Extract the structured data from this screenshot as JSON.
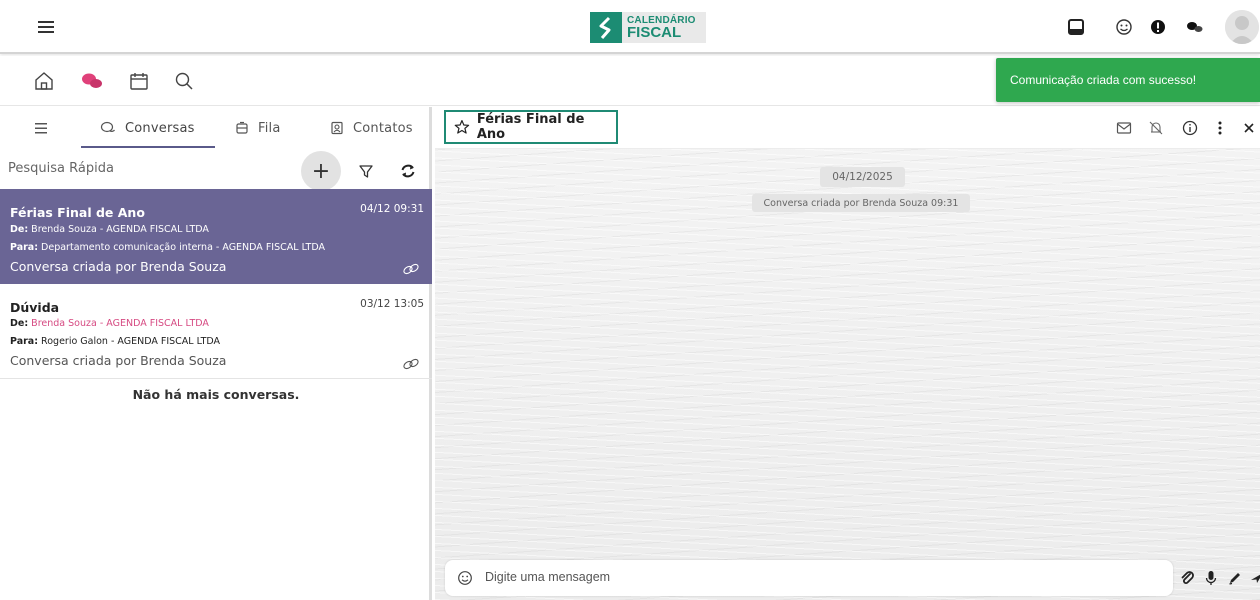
{
  "header": {
    "logo_line1": "CALENDÁRIO",
    "logo_line2": "FISCAL",
    "brand_color": "#1c8c73",
    "icons": [
      "menu-icon",
      "inbox-icon",
      "smiley-icon",
      "alert-icon",
      "chat-bubbles-icon",
      "avatar"
    ]
  },
  "subnav": {
    "icons": [
      "home-icon",
      "chat-icon",
      "calendar-icon",
      "search-icon"
    ],
    "active_color": "#e0417a"
  },
  "toast": {
    "message": "Comunicação criada com sucesso!",
    "color": "#2fa84f"
  },
  "left_panel": {
    "tabs": [
      {
        "label": "Conversas",
        "icon": "chat-outline-icon",
        "active": true
      },
      {
        "label": "Fila",
        "icon": "queue-icon",
        "active": false
      },
      {
        "label": "Contatos",
        "icon": "contacts-icon",
        "active": false
      }
    ],
    "search_placeholder": "Pesquisa Rápida",
    "add_label": "+",
    "conversations": [
      {
        "title": "Férias Final de Ano",
        "date": "04/12 09:31",
        "from_label": "De:",
        "from": "Brenda Souza - AGENDA FISCAL LTDA",
        "to_label": "Para:",
        "to": "Departamento comunicação interna - AGENDA FISCAL LTDA",
        "subtitle": "Conversa criada por Brenda Souza",
        "selected": true
      },
      {
        "title": "Dúvida",
        "date": "03/12 13:05",
        "from_label": "De:",
        "from": "Brenda Souza - AGENDA FISCAL LTDA",
        "to_label": "Para:",
        "to": "Rogerio Galon - AGENDA FISCAL LTDA",
        "subtitle": "Conversa criada por Brenda Souza",
        "selected": false
      }
    ],
    "no_more": "Não há mais conversas.",
    "selected_color": "#6a6595"
  },
  "chat": {
    "title": "Férias Final de Ano",
    "header_icons": [
      "mail-icon",
      "notifications-off-icon",
      "info-icon",
      "more-vertical-icon",
      "close-icon"
    ],
    "date_separator": "04/12/2025",
    "system_message": "Conversa criada por Brenda Souza 09:31",
    "composer_placeholder": "Digite uma mensagem",
    "composer_icons": [
      "attach-icon",
      "microphone-icon",
      "pen-icon",
      "send-icon"
    ],
    "accent": "#1f8a74"
  }
}
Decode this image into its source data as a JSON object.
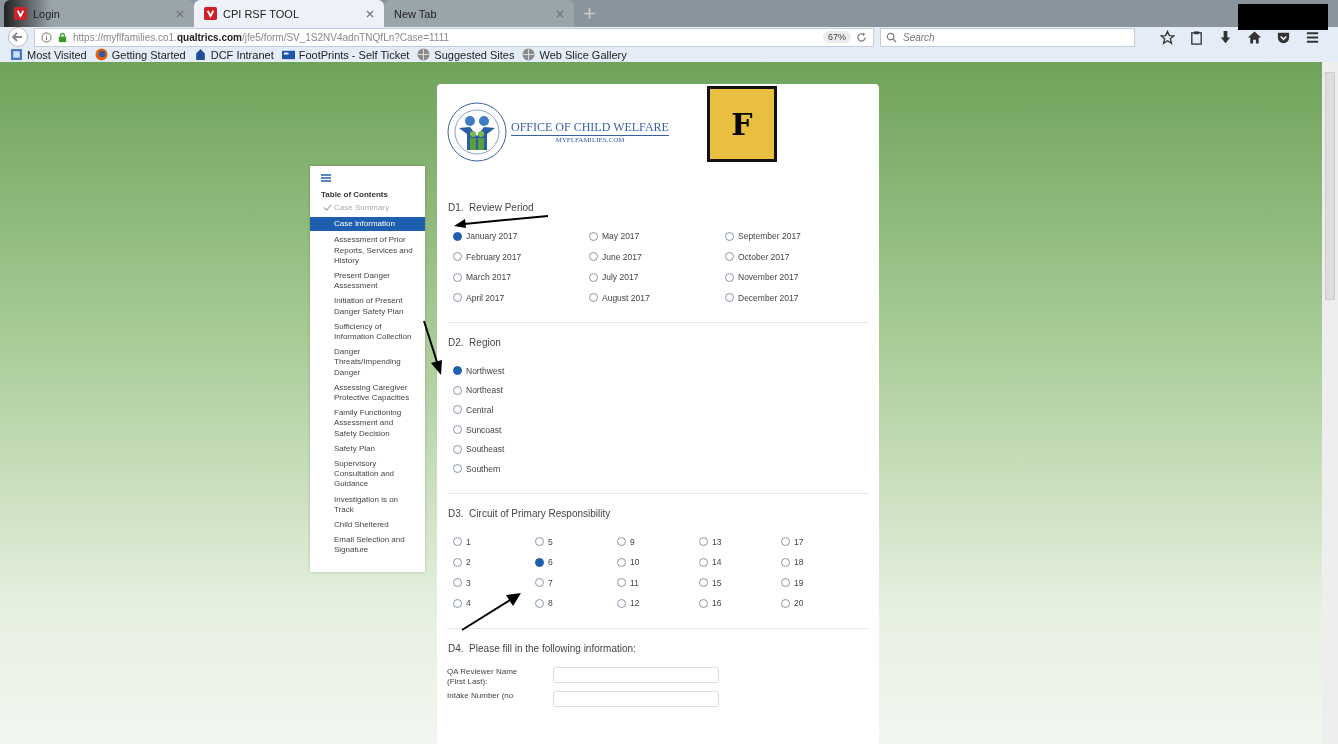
{
  "browser": {
    "tabs": [
      {
        "label": "Login",
        "selected": false
      },
      {
        "label": "CPI RSF TOOL",
        "selected": true
      },
      {
        "label": "New Tab",
        "selected": false
      }
    ],
    "url": "https://myflfamilies.co1.**qualtrics.com**/jfe5/form/SV_1S2NV4adnTNQfLn?Case=1111",
    "zoom": "67%",
    "search": {
      "placeholder": "Search"
    },
    "bookmarks": [
      {
        "label": "Most Visited",
        "kind": "page"
      },
      {
        "label": "Getting Started",
        "kind": "firefox"
      },
      {
        "label": "DCF Intranet",
        "kind": "building"
      },
      {
        "label": "FootPrints - Self Ticket",
        "kind": "card"
      },
      {
        "label": "Suggested Sites",
        "kind": "globe"
      },
      {
        "label": "Web Slice Gallery",
        "kind": "globe"
      }
    ]
  },
  "toc": {
    "title": "Table of Contents",
    "items": [
      {
        "label": "Case Summary",
        "completed": true,
        "selected": false
      },
      {
        "label": "Case Information",
        "completed": false,
        "selected": true
      },
      {
        "label": "Assessment of Prior Reports, Services and History",
        "completed": false,
        "selected": false
      },
      {
        "label": "Present Danger Assessment",
        "completed": false,
        "selected": false
      },
      {
        "label": "Initiation of Present Danger Safety Plan",
        "completed": false,
        "selected": false
      },
      {
        "label": "Sufficiency of Information Collection",
        "completed": false,
        "selected": false
      },
      {
        "label": "Danger Threats/Impending Danger",
        "completed": false,
        "selected": false
      },
      {
        "label": "Assessing Caregiver Protective Capacities",
        "completed": false,
        "selected": false
      },
      {
        "label": "Family Functioning Assessment and Safety Decision",
        "completed": false,
        "selected": false
      },
      {
        "label": "Safety Plan",
        "completed": false,
        "selected": false
      },
      {
        "label": "Supervisory Consultation and Guidance",
        "completed": false,
        "selected": false
      },
      {
        "label": "Investigation is on Track",
        "completed": false,
        "selected": false
      },
      {
        "label": "Child Sheltered",
        "completed": false,
        "selected": false
      },
      {
        "label": "Email Selection and Signature",
        "completed": false,
        "selected": false
      }
    ]
  },
  "header": {
    "title": "OFFICE OF CHILD WELFARE",
    "subtitle": "MYFLFAMILIES.COM",
    "badge": "F"
  },
  "questions": [
    {
      "number": "D1.",
      "title": "Review Period",
      "kind": "grid3",
      "options": [
        {
          "label": "January 2017",
          "selected": true
        },
        {
          "label": "February 2017",
          "selected": false
        },
        {
          "label": "March 2017",
          "selected": false
        },
        {
          "label": "April 2017",
          "selected": false
        },
        {
          "label": "May 2017",
          "selected": false
        },
        {
          "label": "June 2017",
          "selected": false
        },
        {
          "label": "July 2017",
          "selected": false
        },
        {
          "label": "August 2017",
          "selected": false
        },
        {
          "label": "September 2017",
          "selected": false
        },
        {
          "label": "October 2017",
          "selected": false
        },
        {
          "label": "November 2017",
          "selected": false
        },
        {
          "label": "December 2017",
          "selected": false
        }
      ]
    },
    {
      "number": "D2.",
      "title": "Region",
      "kind": "list",
      "options": [
        {
          "label": "Northwest",
          "selected": true
        },
        {
          "label": "Northeast",
          "selected": false
        },
        {
          "label": "Central",
          "selected": false
        },
        {
          "label": "Suncoast",
          "selected": false
        },
        {
          "label": "Southeast",
          "selected": false
        },
        {
          "label": "Southern",
          "selected": false
        }
      ]
    },
    {
      "number": "D3.",
      "title": "Circuit of Primary Responsibility",
      "kind": "grid5",
      "options": [
        {
          "label": "1",
          "selected": false
        },
        {
          "label": "2",
          "selected": false
        },
        {
          "label": "3",
          "selected": false
        },
        {
          "label": "4",
          "selected": false
        },
        {
          "label": "5",
          "selected": false
        },
        {
          "label": "6",
          "selected": true
        },
        {
          "label": "7",
          "selected": false
        },
        {
          "label": "8",
          "selected": false
        },
        {
          "label": "9",
          "selected": false
        },
        {
          "label": "10",
          "selected": false
        },
        {
          "label": "11",
          "selected": false
        },
        {
          "label": "12",
          "selected": false
        },
        {
          "label": "13",
          "selected": false
        },
        {
          "label": "14",
          "selected": false
        },
        {
          "label": "15",
          "selected": false
        },
        {
          "label": "16",
          "selected": false
        },
        {
          "label": "17",
          "selected": false
        },
        {
          "label": "18",
          "selected": false
        },
        {
          "label": "19",
          "selected": false
        },
        {
          "label": "20",
          "selected": false
        }
      ]
    },
    {
      "number": "D4.",
      "title": "Please fill in the following information:",
      "kind": "fields",
      "fields": [
        {
          "label": "QA Reviewer Name (First Last):"
        },
        {
          "label": "Intake Number (no"
        }
      ]
    }
  ]
}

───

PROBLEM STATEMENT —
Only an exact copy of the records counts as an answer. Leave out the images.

RESULT OF THE EXERCISE —
Extract the structured data from this screenshot as JSON.
{
  "header": {
    "logo_line1": "CALENDÁRIO",
    "logo_line2": "FISCAL",
    "brand_color": "#1c8c73",
    "icons": [
      "menu-icon",
      "inbox-icon",
      "smiley-icon",
      "alert-icon",
      "chat-bubbles-icon",
      "avatar"
    ]
  },
  "subnav": {
    "icons": [
      "home-icon",
      "chat-icon",
      "calendar-icon",
      "search-icon"
    ],
    "active_color": "#e0417a"
  },
  "toast": {
    "message": "Comunicação criada com sucesso!",
    "color": "#2fa84f"
  },
  "left_panel": {
    "tabs": [
      {
        "label": "Conversas",
        "icon": "chat-outline-icon",
        "active": true
      },
      {
        "label": "Fila",
        "icon": "queue-icon",
        "active": false
      },
      {
        "label": "Contatos",
        "icon": "contacts-icon",
        "active": false
      }
    ],
    "search_placeholder": "Pesquisa Rápida",
    "add_label": "+",
    "conversations": [
      {
        "title": "Férias Final de Ano",
        "date": "04/12 09:31",
        "from_label": "De:",
        "from": "Brenda Souza - AGENDA FISCAL LTDA",
        "to_label": "Para:",
        "to": "Departamento comunicação interna - AGENDA FISCAL LTDA",
        "subtitle": "Conversa criada por Brenda Souza",
        "selected": true
      },
      {
        "title": "Dúvida",
        "date": "03/12 13:05",
        "from_label": "De:",
        "from": "Brenda Souza - AGENDA FISCAL LTDA",
        "to_label": "Para:",
        "to": "Rogerio Galon - AGENDA FISCAL LTDA",
        "subtitle": "Conversa criada por Brenda Souza",
        "selected": false
      }
    ],
    "no_more": "Não há mais conversas.",
    "selected_color": "#6a6595"
  },
  "chat": {
    "title": "Férias Final de Ano",
    "header_icons": [
      "mail-icon",
      "notifications-off-icon",
      "info-icon",
      "more-vertical-icon",
      "close-icon"
    ],
    "date_separator": "04/12/2025",
    "system_message": "Conversa criada por Brenda Souza 09:31",
    "composer_placeholder": "Digite uma mensagem",
    "composer_icons": [
      "attach-icon",
      "microphone-icon",
      "pen-icon",
      "send-icon"
    ],
    "accent": "#1f8a74"
  }
}
Decode this image into its source data as a JSON object.
{
  "browser": {
    "tabs": [
      {
        "label": "Login",
        "selected": false
      },
      {
        "label": "CPI RSF TOOL",
        "selected": true
      },
      {
        "label": "New Tab",
        "selected": false
      }
    ],
    "url": "https://myflfamilies.co1.**qualtrics.com**/jfe5/form/SV_1S2NV4adnTNQfLn?Case=1111",
    "zoom": "67%",
    "search": {
      "placeholder": "Search"
    },
    "bookmarks": [
      {
        "label": "Most Visited",
        "kind": "page"
      },
      {
        "label": "Getting Started",
        "kind": "firefox"
      },
      {
        "label": "DCF Intranet",
        "kind": "building"
      },
      {
        "label": "FootPrints - Self Ticket",
        "kind": "card"
      },
      {
        "label": "Suggested Sites",
        "kind": "globe"
      },
      {
        "label": "Web Slice Gallery",
        "kind": "globe"
      }
    ]
  },
  "toc": {
    "title": "Table of Contents",
    "items": [
      {
        "label": "Case Summary",
        "completed": true,
        "selected": false
      },
      {
        "label": "Case Information",
        "completed": false,
        "selected": true
      },
      {
        "label": "Assessment of Prior Reports, Services and History",
        "completed": false,
        "selected": false
      },
      {
        "label": "Present Danger Assessment",
        "completed": false,
        "selected": false
      },
      {
        "label": "Initiation of Present Danger Safety Plan",
        "completed": false,
        "selected": false
      },
      {
        "label": "Sufficiency of Information Collection",
        "completed": false,
        "selected": false
      },
      {
        "label": "Danger Threats/Impending Danger",
        "completed": false,
        "selected": false
      },
      {
        "label": "Assessing Caregiver Protective Capacities",
        "completed": false,
        "selected": false
      },
      {
        "label": "Family Functioning Assessment and Safety Decision",
        "completed": false,
        "selected": false
      },
      {
        "label": "Safety Plan",
        "completed": false,
        "selected": false
      },
      {
        "label": "Supervisory Consultation and Guidance",
        "completed": false,
        "selected": false
      },
      {
        "label": "Investigation is on Track",
        "completed": false,
        "selected": false
      },
      {
        "label": "Child Sheltered",
        "completed": false,
        "selected": false
      },
      {
        "label": "Email Selection and Signature",
        "completed": false,
        "selected": false
      }
    ]
  },
  "header": {
    "title": "OFFICE OF CHILD WELFARE",
    "subtitle": "MYFLFAMILIES.COM",
    "badge": "F"
  },
  "questions": [
    {
      "number": "D1.",
      "title": "Review Period",
      "kind": "grid3",
      "options": [
        {
          "label": "January 2017",
          "selected": true
        },
        {
          "label": "February 2017",
          "selected": false
        },
        {
          "label": "March 2017",
          "selected": false
        },
        {
          "label": "April 2017",
          "selected": false
        },
        {
          "label": "May 2017",
          "selected": false
        },
        {
          "label": "June 2017",
          "selected": false
        },
        {
          "label": "July 2017",
          "selected": false
        },
        {
          "label": "August 2017",
          "selected": false
        },
        {
          "label": "September 2017",
          "selected": false
        },
        {
          "label": "October 2017",
          "selected": false
        },
        {
          "label": "November 2017",
          "selected": false
        },
        {
          "label": "December 2017",
          "selected": false
        }
      ]
    },
    {
      "number": "D2.",
      "title": "Region",
      "kind": "list",
      "options": [
        {
          "label": "Northwest",
          "selected": true
        },
        {
          "label": "Northeast",
          "selected": false
        },
        {
          "label": "Central",
          "selected": false
        },
        {
          "label": "Suncoast",
          "selected": false
        },
        {
          "label": "Southeast",
          "selected": false
        },
        {
          "label": "Southern",
          "selected": false
        }
      ]
    },
    {
      "number": "D3.",
      "title": "Circuit of Primary Responsibility",
      "kind": "grid5",
      "options": [
        {
          "label": "1",
          "selected": false
        },
        {
          "label": "2",
          "selected": false
        },
        {
          "label": "3",
          "selected": false
        },
        {
          "label": "4",
          "selected": false
        },
        {
          "label": "5",
          "selected": false
        },
        {
          "label": "6",
          "selected": true
        },
        {
          "label": "7",
          "selected": false
        },
        {
          "label": "8",
          "selected": false
        },
        {
          "label": "9",
          "selected": false
        },
        {
          "label": "10",
          "selected": false
        },
        {
          "label": "11",
          "selected": false
        },
        {
          "label": "12",
          "selected": false
        },
        {
          "label": "13",
          "selected": false
        },
        {
          "label": "14",
          "selected": false
        },
        {
          "label": "15",
          "selected": false
        },
        {
          "label": "16",
          "selected": false
        },
        {
          "label": "17",
          "selected": false
        },
        {
          "label": "18",
          "selected": false
        },
        {
          "label": "19",
          "selected": false
        },
        {
          "label": "20",
          "selected": false
        }
      ]
    },
    {
      "number": "D4.",
      "title": "Please fill in the following information:",
      "kind": "fields",
      "fields": [
        {
          "label": "QA Reviewer Name (First Last):"
        },
        {
          "label": "Intake Number (no"
        }
      ]
    }
  ]
}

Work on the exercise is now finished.